Action item >> When you copy the entries, keep every word exactly as it is and drop the images.

Stored data entries >>
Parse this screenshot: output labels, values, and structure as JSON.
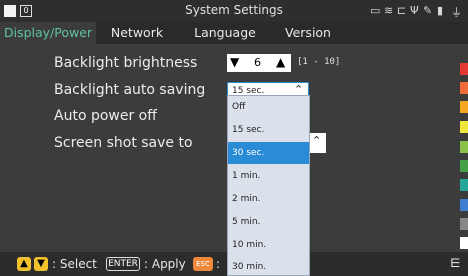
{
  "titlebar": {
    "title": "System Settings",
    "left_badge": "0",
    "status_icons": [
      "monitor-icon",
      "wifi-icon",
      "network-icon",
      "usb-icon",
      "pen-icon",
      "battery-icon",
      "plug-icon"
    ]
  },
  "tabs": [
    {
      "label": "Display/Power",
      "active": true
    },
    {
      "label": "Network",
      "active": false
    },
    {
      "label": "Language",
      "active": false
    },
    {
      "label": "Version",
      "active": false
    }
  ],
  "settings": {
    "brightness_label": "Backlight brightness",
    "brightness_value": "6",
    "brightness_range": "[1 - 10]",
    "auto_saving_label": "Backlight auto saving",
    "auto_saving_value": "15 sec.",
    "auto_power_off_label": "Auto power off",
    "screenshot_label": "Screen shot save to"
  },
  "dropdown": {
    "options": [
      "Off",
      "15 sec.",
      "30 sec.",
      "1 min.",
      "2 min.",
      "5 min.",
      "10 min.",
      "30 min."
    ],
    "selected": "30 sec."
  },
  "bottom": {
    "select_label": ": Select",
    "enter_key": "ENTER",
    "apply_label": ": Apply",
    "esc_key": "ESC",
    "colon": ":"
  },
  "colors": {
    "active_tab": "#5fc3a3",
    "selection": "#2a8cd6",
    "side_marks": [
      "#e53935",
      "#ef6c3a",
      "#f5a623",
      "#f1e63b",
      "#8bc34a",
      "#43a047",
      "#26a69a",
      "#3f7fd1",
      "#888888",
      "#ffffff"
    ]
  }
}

Task solution >>
Parse this screenshot: output labels, values, and structure as JSON.
{
  "titlebar": {
    "title": "System Settings",
    "left_badge": "0",
    "status_icons": [
      "monitor-icon",
      "wifi-icon",
      "network-icon",
      "usb-icon",
      "pen-icon",
      "battery-icon",
      "plug-icon"
    ]
  },
  "tabs": [
    {
      "label": "Display/Power",
      "active": true
    },
    {
      "label": "Network",
      "active": false
    },
    {
      "label": "Language",
      "active": false
    },
    {
      "label": "Version",
      "active": false
    }
  ],
  "settings": {
    "brightness_label": "Backlight brightness",
    "brightness_value": "6",
    "brightness_range": "[1 - 10]",
    "auto_saving_label": "Backlight auto saving",
    "auto_saving_value": "15 sec.",
    "auto_power_off_label": "Auto power off",
    "screenshot_label": "Screen shot save to"
  },
  "dropdown": {
    "options": [
      "Off",
      "15 sec.",
      "30 sec.",
      "1 min.",
      "2 min.",
      "5 min.",
      "10 min.",
      "30 min."
    ],
    "selected": "30 sec."
  },
  "bottom": {
    "select_label": ": Select",
    "enter_key": "ENTER",
    "apply_label": ": Apply",
    "esc_key": "ESC",
    "colon": ":"
  },
  "colors": {
    "active_tab": "#5fc3a3",
    "selection": "#2a8cd6",
    "side_marks": [
      "#e53935",
      "#ef6c3a",
      "#f5a623",
      "#f1e63b",
      "#8bc34a",
      "#43a047",
      "#26a69a",
      "#3f7fd1",
      "#888888",
      "#ffffff"
    ]
  }
}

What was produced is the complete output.